Component data from apps and pages:
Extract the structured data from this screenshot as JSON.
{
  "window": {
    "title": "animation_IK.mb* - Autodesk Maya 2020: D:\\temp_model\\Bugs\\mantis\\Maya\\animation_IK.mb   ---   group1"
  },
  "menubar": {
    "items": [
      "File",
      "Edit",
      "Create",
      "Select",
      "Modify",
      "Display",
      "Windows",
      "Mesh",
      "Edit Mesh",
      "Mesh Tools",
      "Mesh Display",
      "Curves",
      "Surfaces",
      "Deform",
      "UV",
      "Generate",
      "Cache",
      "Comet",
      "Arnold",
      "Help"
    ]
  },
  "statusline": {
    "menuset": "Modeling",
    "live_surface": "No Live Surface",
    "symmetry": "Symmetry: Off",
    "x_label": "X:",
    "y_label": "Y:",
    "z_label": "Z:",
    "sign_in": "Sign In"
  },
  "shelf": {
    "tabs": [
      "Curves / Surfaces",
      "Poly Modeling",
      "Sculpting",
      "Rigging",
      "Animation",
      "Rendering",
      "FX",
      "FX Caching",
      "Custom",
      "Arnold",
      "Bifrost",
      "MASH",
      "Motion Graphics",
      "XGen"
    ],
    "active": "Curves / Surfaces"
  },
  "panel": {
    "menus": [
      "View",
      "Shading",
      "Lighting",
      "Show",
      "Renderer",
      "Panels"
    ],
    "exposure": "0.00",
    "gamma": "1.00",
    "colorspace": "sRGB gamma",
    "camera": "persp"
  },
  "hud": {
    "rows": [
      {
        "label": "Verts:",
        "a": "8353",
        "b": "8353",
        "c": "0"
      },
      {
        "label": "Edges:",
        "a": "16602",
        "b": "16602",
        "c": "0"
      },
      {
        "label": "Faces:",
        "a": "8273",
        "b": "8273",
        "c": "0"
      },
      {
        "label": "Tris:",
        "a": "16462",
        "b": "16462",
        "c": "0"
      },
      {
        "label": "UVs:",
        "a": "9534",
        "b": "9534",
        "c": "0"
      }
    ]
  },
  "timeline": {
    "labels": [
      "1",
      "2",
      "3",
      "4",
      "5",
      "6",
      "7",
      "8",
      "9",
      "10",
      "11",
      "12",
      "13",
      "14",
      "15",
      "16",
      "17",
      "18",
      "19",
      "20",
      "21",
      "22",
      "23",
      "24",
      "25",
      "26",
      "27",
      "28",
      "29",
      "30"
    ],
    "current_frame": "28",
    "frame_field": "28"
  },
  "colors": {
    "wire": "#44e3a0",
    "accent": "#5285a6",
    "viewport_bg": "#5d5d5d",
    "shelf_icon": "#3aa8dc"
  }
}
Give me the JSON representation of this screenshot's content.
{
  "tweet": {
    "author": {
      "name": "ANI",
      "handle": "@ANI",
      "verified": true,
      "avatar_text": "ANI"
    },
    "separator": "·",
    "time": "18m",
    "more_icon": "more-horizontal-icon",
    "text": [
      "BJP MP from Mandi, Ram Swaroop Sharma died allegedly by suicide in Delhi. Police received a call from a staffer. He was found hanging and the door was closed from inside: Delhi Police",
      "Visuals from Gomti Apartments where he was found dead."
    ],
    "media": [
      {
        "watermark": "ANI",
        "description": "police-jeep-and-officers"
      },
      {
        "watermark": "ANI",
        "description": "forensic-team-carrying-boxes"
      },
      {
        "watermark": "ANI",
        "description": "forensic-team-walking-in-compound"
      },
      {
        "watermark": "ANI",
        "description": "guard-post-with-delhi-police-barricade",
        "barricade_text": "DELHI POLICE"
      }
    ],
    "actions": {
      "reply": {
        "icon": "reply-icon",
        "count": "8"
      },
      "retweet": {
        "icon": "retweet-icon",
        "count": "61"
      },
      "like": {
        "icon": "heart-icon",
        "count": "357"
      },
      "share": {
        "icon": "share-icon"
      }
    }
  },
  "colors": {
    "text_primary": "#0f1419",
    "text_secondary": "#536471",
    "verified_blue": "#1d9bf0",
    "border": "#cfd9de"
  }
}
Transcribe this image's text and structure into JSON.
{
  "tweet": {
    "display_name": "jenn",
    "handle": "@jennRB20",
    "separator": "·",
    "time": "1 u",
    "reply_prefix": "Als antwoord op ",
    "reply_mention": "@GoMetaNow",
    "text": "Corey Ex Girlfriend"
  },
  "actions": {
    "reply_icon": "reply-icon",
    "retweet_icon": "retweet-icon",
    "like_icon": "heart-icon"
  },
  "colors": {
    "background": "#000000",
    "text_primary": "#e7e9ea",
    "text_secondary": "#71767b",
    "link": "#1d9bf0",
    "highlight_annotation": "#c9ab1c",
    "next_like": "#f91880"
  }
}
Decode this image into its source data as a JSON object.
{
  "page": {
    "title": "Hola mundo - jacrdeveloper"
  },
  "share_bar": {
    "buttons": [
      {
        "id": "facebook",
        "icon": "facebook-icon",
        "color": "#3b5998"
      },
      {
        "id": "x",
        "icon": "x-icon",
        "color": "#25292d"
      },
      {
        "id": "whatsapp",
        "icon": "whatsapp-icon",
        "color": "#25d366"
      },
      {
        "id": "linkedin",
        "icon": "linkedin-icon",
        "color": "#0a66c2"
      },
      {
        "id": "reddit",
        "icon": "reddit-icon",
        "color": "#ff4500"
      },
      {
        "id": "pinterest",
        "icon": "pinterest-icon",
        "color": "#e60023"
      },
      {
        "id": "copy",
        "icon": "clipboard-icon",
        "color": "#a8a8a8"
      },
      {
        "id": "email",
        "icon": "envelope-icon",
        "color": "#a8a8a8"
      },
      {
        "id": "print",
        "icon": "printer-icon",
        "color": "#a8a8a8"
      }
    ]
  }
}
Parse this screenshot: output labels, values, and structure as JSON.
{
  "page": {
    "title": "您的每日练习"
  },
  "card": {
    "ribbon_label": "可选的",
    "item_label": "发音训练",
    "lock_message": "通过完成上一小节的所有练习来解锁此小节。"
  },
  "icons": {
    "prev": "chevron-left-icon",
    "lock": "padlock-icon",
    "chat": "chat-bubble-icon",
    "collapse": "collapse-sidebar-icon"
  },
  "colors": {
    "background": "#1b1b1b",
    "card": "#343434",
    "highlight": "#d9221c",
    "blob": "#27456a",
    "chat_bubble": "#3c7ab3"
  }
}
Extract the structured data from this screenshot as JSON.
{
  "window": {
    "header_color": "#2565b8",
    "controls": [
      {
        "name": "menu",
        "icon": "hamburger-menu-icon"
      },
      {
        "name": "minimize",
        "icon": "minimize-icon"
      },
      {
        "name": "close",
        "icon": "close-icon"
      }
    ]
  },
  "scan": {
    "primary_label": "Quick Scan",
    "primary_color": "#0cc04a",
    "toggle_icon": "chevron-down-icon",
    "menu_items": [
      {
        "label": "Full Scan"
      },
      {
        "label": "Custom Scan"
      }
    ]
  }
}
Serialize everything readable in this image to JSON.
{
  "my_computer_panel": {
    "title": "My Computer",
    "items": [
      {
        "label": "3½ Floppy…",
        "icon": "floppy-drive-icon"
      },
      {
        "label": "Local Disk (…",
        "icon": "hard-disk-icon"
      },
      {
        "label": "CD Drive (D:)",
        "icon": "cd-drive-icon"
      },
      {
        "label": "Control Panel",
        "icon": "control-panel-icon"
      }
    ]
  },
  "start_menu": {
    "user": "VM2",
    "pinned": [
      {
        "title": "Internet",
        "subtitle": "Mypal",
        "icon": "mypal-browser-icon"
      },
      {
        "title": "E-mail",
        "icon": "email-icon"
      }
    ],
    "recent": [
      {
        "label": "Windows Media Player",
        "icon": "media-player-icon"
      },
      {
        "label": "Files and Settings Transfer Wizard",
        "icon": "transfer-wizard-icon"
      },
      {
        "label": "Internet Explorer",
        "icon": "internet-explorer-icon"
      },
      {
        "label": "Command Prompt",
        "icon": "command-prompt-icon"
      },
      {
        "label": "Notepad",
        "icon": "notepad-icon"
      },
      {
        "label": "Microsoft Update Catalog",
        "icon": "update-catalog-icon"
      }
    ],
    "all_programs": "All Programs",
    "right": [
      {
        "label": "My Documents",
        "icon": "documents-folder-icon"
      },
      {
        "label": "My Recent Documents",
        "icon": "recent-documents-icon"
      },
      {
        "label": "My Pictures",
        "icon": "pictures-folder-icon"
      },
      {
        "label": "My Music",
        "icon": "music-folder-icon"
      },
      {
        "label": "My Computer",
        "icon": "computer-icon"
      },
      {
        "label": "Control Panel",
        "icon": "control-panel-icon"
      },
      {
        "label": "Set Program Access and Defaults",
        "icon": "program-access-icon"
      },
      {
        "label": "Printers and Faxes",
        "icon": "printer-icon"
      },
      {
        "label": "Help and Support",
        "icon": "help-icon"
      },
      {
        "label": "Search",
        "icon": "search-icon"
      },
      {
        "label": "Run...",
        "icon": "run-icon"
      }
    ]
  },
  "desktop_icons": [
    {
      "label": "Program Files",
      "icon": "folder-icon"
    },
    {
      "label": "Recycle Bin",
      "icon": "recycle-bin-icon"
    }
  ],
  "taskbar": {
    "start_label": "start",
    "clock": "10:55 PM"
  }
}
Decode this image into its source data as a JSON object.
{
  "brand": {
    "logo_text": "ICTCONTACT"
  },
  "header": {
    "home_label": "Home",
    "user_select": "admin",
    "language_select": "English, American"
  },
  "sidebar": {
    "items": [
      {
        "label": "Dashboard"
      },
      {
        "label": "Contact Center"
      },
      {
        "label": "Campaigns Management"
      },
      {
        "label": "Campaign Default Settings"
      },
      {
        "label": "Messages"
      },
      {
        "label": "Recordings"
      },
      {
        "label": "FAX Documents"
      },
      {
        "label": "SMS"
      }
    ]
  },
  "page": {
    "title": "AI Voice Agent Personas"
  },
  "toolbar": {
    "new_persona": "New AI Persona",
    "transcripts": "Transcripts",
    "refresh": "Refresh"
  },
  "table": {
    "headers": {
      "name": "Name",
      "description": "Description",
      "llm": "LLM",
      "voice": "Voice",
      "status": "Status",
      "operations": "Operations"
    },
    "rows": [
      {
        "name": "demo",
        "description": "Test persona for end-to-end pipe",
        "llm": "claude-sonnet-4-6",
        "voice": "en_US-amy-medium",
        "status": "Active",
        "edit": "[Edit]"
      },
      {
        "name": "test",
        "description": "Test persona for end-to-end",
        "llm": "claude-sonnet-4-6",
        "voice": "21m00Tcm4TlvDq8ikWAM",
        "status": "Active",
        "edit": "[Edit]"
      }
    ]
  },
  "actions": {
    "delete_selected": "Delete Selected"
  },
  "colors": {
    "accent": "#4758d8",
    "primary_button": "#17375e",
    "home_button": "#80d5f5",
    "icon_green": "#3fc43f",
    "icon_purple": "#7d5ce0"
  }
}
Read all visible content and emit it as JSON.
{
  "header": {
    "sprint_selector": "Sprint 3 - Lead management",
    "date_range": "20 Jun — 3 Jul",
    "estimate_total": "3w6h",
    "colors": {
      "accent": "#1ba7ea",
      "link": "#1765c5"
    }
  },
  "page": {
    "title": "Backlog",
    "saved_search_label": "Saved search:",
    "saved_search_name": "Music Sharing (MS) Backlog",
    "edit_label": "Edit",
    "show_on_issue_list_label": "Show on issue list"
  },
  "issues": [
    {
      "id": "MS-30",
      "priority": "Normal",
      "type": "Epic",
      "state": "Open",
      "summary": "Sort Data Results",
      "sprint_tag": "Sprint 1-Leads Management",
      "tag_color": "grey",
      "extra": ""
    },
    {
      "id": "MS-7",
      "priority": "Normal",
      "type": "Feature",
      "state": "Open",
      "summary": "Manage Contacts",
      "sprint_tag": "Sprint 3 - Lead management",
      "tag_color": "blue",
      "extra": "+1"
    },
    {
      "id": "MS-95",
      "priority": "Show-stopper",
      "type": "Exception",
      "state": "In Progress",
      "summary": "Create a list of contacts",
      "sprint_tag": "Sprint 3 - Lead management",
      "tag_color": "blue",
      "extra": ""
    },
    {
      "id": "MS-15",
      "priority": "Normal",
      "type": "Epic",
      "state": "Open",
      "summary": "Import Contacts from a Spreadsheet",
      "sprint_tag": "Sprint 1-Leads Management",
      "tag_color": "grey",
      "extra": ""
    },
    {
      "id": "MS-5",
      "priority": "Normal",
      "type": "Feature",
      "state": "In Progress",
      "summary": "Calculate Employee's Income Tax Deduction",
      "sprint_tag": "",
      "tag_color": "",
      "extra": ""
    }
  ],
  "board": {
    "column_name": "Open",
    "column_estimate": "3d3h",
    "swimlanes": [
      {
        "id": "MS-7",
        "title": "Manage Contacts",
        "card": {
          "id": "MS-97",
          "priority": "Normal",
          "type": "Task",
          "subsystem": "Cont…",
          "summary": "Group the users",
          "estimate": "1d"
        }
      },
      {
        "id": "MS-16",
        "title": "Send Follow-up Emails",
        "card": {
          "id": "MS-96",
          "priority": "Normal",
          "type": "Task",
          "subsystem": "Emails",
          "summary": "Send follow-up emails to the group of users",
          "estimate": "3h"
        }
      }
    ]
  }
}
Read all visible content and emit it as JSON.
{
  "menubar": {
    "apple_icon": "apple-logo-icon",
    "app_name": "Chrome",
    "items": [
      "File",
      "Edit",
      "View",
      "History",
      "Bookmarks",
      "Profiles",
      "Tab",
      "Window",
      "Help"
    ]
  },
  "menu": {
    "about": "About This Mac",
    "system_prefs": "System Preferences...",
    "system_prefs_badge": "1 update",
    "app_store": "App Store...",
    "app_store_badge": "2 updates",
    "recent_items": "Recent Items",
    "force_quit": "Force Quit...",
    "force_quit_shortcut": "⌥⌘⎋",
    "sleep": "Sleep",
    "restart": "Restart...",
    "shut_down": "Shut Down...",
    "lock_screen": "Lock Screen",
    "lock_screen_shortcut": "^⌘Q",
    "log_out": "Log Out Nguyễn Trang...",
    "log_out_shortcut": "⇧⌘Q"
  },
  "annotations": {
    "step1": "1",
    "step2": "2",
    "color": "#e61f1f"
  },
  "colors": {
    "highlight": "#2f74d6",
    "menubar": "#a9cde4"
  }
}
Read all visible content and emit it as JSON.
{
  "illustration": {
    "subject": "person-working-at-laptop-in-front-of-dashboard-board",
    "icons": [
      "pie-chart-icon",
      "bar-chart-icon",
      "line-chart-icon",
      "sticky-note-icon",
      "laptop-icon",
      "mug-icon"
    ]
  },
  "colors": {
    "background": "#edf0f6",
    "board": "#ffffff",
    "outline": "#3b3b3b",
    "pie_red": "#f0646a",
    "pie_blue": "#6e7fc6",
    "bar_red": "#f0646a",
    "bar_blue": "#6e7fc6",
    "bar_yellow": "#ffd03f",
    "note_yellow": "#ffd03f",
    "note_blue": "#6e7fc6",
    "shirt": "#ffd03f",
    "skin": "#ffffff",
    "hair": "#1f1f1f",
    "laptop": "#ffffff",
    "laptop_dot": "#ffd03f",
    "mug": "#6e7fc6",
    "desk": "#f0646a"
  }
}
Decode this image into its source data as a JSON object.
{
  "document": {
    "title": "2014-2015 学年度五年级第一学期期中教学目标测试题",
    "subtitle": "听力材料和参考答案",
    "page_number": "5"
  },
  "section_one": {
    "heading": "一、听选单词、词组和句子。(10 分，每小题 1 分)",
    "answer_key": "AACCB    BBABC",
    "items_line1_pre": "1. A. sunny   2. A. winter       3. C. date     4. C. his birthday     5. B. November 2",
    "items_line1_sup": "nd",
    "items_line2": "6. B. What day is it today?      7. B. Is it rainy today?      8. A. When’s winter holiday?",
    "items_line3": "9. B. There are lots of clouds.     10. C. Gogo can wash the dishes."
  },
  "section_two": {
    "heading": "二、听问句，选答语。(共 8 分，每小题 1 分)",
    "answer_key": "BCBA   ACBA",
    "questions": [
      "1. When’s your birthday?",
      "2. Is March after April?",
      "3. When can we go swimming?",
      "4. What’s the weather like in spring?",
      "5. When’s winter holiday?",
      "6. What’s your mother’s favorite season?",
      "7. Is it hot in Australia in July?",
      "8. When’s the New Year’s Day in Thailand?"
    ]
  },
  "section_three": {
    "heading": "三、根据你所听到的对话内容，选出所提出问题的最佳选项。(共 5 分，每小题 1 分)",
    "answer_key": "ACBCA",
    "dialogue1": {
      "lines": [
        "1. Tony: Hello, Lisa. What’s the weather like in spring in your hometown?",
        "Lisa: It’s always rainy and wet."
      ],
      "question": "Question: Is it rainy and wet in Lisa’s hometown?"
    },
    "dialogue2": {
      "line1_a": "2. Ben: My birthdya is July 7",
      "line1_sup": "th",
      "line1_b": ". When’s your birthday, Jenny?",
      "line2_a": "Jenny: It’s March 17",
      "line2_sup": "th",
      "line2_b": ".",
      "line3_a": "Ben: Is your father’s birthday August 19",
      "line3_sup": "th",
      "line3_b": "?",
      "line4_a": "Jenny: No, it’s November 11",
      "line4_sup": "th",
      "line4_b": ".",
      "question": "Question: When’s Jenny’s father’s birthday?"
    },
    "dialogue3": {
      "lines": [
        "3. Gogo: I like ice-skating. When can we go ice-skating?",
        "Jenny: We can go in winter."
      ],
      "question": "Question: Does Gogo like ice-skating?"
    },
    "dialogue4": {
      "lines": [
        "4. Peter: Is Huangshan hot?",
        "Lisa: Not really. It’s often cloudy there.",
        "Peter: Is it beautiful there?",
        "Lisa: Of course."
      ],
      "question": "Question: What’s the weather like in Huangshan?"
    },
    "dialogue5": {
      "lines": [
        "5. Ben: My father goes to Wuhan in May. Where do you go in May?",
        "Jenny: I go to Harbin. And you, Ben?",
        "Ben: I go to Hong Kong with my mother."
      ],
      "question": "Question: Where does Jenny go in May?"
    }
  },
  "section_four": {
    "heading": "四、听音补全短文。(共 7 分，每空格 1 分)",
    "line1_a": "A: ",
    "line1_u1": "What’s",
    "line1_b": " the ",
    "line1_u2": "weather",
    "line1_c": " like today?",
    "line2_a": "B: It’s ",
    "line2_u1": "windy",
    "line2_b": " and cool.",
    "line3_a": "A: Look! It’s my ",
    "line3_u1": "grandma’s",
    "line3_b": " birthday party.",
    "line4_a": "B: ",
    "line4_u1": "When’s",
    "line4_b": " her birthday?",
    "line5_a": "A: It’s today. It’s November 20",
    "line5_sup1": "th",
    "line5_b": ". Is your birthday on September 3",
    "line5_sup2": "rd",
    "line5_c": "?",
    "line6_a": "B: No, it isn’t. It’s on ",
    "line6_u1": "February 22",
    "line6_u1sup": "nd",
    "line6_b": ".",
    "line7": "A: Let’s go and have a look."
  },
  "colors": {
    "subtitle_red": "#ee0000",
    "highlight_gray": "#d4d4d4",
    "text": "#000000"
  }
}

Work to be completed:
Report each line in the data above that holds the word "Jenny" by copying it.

Task response:
      "line1_b": ". When’s your birthday, Jenny?",
      "line2_a": "Jenny: It’s March 17",
      "line4_a": "Jenny: No, it’s November 11",
      "question": "Question: When’s Jenny’s father’s birthday?"
        "Jenny: We can go in winter."
        "Jenny: I go to Harbin. And you, Ben?",
      "question": "Question: Where does Jenny go in May?"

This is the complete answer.